- _What is required_: Among the entries, find the lines with the string "value" and report them.

(Dataset excerpts)
□ □ □ □
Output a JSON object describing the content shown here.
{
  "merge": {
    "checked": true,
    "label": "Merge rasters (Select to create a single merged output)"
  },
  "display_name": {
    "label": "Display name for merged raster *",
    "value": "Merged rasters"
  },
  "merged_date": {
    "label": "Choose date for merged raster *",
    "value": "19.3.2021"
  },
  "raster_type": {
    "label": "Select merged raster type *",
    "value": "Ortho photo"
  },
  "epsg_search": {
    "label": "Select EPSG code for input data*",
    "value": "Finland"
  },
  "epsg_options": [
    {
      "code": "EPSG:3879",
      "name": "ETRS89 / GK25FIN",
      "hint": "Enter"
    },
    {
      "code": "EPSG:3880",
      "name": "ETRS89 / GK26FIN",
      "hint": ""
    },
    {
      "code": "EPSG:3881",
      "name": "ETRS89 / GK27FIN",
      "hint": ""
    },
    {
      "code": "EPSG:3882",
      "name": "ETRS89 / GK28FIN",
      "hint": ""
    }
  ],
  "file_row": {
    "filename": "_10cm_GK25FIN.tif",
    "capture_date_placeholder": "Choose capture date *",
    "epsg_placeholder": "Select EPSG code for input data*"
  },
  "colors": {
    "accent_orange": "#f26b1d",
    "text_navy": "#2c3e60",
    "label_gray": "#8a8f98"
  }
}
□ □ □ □
- _Exercise answer_:
    "value": "Merged rasters"
    "value": "19.3.2021"
    "value": "Ortho photo"
    "value": "Finland"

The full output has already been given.